  15. Gigaplane Bus Timing CS258 S99

  16. Enterprise Processor and Memory System • 2 procs per board, external L2 caches, 2 mem banks with x-bar • Data lines buffered through UDB to drive internal 1.3 GB/s UPA bus • Wide path to memory so full 64-byte line in 1 mem cycle (2 bus cyc) • Addr controller adapts proc and bus protocols, does cache coherence • its tags keep a subset of states needed by bus (e.g. no M/E distinction) CS258 S99

  17. Enterprise I/O System • I/O board has same bus interface ASICs as processor boards • But internal bus half as wide, and no memory path • Only cache block sized transactions, like processing boards • Uniformity simplifies design • ASICs implement single-block cache, follows coherence protocol • Two independent 64-bit, 25 MHz Sbuses • One for two dedicated FiberChannel modules connected to disk • One for Ethernet and fast wide SCSI • Can also support three SBUS interface cards for arbitrary peripherals • Performance and cost of I/O scale with no. of I/O boards CS258 S99

  18. Memory Access Latency • 300ns read miss latency • 11 cycle min bus protocol at 83.5 Mhz is 130ns of this time • Rest is path through caches and the DRAM access • TLB misses add 340 ns Ping-pong microbenchmark is 1.7 ms round-trip (5 mem accesses) CS258 S99
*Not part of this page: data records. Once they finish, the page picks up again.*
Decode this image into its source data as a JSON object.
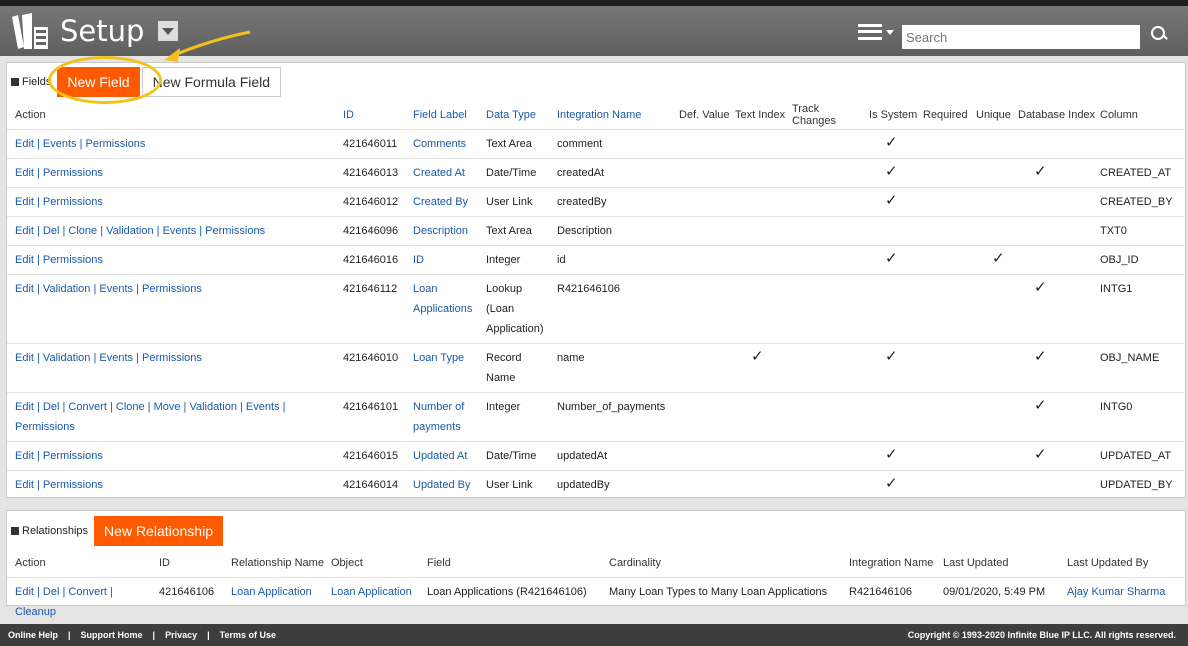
{
  "header": {
    "title": "Setup",
    "search_placeholder": "Search"
  },
  "fields": {
    "section_label": "Fields",
    "new_field": "New Field",
    "new_formula_field": "New Formula Field",
    "columns": [
      "Action",
      "ID",
      "Field Label",
      "Data Type",
      "Integration Name",
      "Def. Value",
      "Text Index",
      "Track Changes",
      "Is System",
      "Required",
      "Unique",
      "Database Index",
      "Column"
    ],
    "rows": [
      {
        "action": "Edit | Events | Permissions",
        "id": "421646011",
        "label": "Comments",
        "type": "Text Area",
        "integration": "comment",
        "text_index": "",
        "is_system": "✓",
        "unique": "",
        "db_index": "",
        "column": ""
      },
      {
        "action": "Edit | Permissions",
        "id": "421646013",
        "label": "Created At",
        "type": "Date/Time",
        "integration": "createdAt",
        "text_index": "",
        "is_system": "✓",
        "unique": "",
        "db_index": "✓",
        "column": "CREATED_AT"
      },
      {
        "action": "Edit | Permissions",
        "id": "421646012",
        "label": "Created By",
        "type": "User Link",
        "integration": "createdBy",
        "text_index": "",
        "is_system": "✓",
        "unique": "",
        "db_index": "",
        "column": "CREATED_BY"
      },
      {
        "action": "Edit | Del | Clone | Validation | Events | Permissions",
        "id": "421646096",
        "label": "Description",
        "type": "Text Area",
        "integration": "Description",
        "text_index": "",
        "is_system": "",
        "unique": "",
        "db_index": "",
        "column": "TXT0"
      },
      {
        "action": "Edit | Permissions",
        "id": "421646016",
        "label": "ID",
        "type": "Integer",
        "integration": "id",
        "text_index": "",
        "is_system": "✓",
        "unique": "✓",
        "db_index": "",
        "column": "OBJ_ID"
      },
      {
        "action": "Edit | Validation | Events | Permissions",
        "id": "421646112",
        "label": "Loan Applications",
        "type": "Lookup (Loan Application)",
        "integration": "R421646106",
        "text_index": "",
        "is_system": "",
        "unique": "",
        "db_index": "✓",
        "column": "INTG1"
      },
      {
        "action": "Edit | Validation | Events | Permissions",
        "id": "421646010",
        "label": "Loan Type",
        "type": "Record Name",
        "integration": "name",
        "text_index": "✓",
        "is_system": "✓",
        "unique": "",
        "db_index": "✓",
        "column": "OBJ_NAME"
      },
      {
        "action": "Edit | Del | Convert | Clone | Move | Validation | Events | Permissions",
        "id": "421646101",
        "label": "Number of payments",
        "type": "Integer",
        "integration": "Number_of_payments",
        "text_index": "",
        "is_system": "",
        "unique": "",
        "db_index": "✓",
        "column": "INTG0"
      },
      {
        "action": "Edit | Permissions",
        "id": "421646015",
        "label": "Updated At",
        "type": "Date/Time",
        "integration": "updatedAt",
        "text_index": "",
        "is_system": "✓",
        "unique": "",
        "db_index": "✓",
        "column": "UPDATED_AT"
      },
      {
        "action": "Edit | Permissions",
        "id": "421646014",
        "label": "Updated By",
        "type": "User Link",
        "integration": "updatedBy",
        "text_index": "",
        "is_system": "✓",
        "unique": "",
        "db_index": "",
        "column": "UPDATED_BY"
      }
    ]
  },
  "relationships": {
    "section_label": "Relationships",
    "new_relationship": "New Relationship",
    "columns": [
      "Action",
      "ID",
      "Relationship Name",
      "Object",
      "Field",
      "Cardinality",
      "Integration Name",
      "Last Updated",
      "Last Updated By"
    ],
    "rows": [
      {
        "action": "Edit | Del | Convert | Cleanup",
        "id": "421646106",
        "name": "Loan Application",
        "object": "Loan Application",
        "field": "Loan Applications (R421646106)",
        "cardinality": "Many Loan Types to Many Loan Applications",
        "integration": "R421646106",
        "last_updated": "09/01/2020, 5:49 PM",
        "last_updated_by": "Ajay Kumar Sharma"
      }
    ]
  },
  "footer": {
    "links": [
      "Online Help",
      "Support Home",
      "Privacy",
      "Terms of Use"
    ],
    "separator": "|",
    "copyright": "Copyright © 1993-2020 Infinite Blue IP LLC. All rights reserved."
  },
  "colors": {
    "accent": "#ff5a00",
    "link": "#1a5aa7",
    "highlight": "#f2c21b",
    "header": "#666666"
  }
}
  19. Application Speedups (Challenge) • Problem in Ocean with small problem: communication and barrier cost • Problem in Radix: contention on bus due to very high traffic • also leads to high imbalances and barrier wait time CS258 S99

  20. Application Scaling under Other Models CS258 S99